App and web page records:
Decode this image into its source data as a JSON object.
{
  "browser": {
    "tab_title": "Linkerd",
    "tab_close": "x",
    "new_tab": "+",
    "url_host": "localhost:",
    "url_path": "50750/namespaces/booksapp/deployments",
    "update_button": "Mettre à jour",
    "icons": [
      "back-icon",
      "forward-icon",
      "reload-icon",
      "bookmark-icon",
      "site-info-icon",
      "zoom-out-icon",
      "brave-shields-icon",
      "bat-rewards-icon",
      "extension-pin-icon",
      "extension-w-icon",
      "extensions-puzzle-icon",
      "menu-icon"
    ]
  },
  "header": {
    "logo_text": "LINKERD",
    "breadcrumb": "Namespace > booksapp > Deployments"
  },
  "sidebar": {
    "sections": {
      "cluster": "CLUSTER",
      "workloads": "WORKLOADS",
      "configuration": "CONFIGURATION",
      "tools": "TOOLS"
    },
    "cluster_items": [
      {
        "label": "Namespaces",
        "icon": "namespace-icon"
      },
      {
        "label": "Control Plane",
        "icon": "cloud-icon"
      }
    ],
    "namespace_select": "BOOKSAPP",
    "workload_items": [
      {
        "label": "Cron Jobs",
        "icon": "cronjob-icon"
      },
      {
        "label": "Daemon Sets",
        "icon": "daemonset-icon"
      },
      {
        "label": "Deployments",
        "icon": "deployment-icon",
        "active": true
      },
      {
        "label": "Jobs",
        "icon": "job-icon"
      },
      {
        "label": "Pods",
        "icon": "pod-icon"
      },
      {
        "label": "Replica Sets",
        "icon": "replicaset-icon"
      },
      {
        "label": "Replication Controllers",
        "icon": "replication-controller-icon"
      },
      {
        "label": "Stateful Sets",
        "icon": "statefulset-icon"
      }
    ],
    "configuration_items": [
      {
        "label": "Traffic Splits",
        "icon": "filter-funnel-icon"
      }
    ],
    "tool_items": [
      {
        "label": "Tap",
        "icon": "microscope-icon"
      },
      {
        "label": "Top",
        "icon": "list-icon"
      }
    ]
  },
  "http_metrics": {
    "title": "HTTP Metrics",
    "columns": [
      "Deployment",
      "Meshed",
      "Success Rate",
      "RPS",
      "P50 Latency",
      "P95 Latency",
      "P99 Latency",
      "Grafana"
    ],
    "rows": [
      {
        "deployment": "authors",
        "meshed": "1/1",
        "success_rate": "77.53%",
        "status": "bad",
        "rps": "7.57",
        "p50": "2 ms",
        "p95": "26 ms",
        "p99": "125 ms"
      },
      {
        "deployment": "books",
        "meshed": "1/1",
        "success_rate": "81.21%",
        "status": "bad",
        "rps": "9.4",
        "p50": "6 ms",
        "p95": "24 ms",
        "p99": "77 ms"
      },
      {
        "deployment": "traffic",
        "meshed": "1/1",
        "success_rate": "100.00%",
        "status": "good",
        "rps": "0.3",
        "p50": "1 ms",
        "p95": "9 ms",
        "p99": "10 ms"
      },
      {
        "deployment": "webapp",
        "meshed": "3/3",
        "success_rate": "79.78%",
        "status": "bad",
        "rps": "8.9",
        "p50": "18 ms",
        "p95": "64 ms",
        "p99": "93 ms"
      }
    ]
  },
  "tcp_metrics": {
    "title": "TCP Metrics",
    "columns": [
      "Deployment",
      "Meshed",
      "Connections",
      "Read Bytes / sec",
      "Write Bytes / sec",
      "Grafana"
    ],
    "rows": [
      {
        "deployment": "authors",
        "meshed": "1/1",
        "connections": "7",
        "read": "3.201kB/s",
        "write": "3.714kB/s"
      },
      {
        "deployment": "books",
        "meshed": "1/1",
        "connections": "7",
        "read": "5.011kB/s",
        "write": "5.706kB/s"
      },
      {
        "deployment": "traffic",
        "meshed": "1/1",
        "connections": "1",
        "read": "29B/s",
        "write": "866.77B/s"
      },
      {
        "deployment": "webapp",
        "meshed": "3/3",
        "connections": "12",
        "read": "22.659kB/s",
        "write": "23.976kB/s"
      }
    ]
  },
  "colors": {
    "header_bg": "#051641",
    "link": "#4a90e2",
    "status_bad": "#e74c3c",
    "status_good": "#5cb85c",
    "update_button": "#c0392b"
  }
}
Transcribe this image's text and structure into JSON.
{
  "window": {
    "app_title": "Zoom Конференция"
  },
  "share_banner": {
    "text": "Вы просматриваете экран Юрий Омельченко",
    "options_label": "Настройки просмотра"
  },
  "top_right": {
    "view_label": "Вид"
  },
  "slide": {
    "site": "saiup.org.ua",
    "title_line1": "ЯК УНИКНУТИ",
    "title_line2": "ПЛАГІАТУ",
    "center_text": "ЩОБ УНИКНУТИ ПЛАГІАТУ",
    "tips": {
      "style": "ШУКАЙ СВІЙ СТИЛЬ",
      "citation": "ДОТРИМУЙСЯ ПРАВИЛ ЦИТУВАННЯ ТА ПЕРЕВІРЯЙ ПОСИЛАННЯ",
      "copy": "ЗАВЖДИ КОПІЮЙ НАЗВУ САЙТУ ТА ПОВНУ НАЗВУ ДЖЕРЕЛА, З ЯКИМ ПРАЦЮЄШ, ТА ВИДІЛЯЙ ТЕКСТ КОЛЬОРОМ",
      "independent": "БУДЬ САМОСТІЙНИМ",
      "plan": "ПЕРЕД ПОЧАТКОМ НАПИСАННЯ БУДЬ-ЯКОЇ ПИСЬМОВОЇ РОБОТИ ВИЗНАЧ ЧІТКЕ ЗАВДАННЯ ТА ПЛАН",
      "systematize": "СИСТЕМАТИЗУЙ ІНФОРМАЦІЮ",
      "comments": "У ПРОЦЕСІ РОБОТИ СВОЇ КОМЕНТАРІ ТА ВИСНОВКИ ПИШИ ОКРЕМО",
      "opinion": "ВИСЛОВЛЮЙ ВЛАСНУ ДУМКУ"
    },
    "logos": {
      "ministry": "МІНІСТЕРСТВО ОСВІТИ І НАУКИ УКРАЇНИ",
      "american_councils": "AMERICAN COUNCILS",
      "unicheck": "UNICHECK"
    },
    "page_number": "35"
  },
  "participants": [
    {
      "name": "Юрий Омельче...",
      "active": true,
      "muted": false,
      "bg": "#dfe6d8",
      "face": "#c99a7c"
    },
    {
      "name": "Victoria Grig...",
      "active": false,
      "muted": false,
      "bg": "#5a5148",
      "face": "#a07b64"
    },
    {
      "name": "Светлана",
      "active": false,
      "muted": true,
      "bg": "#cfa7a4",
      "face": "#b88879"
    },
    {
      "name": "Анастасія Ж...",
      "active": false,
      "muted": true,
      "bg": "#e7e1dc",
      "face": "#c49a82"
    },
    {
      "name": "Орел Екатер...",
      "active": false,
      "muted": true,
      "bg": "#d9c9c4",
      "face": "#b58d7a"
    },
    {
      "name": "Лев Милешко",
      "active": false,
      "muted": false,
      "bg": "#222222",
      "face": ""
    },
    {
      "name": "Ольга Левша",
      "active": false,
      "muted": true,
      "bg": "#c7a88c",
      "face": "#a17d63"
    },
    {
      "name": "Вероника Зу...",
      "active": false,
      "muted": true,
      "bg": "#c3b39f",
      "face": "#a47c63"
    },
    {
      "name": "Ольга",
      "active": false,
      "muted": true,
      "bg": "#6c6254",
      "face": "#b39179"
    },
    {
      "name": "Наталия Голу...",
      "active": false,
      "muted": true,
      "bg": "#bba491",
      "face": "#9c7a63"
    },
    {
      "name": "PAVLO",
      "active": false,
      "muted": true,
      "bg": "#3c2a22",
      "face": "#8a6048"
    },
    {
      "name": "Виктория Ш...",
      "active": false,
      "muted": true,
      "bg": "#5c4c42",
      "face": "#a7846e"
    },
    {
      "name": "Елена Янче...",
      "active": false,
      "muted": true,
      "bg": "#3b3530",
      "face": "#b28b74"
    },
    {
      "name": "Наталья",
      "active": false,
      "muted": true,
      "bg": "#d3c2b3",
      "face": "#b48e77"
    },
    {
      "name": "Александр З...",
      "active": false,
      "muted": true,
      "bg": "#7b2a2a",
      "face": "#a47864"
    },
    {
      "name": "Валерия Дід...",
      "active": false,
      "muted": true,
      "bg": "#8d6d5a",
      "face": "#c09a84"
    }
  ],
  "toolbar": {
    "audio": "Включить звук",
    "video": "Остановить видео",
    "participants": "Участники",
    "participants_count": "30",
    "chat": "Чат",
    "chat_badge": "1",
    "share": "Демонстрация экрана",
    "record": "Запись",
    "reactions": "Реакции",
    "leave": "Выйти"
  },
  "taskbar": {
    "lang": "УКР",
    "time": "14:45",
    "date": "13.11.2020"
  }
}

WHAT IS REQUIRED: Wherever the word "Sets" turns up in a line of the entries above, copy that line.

WRITTEN SOLUTION:
        "label": "Daemon Sets",
        "label": "Replica Sets",
        "label": "Stateful Sets",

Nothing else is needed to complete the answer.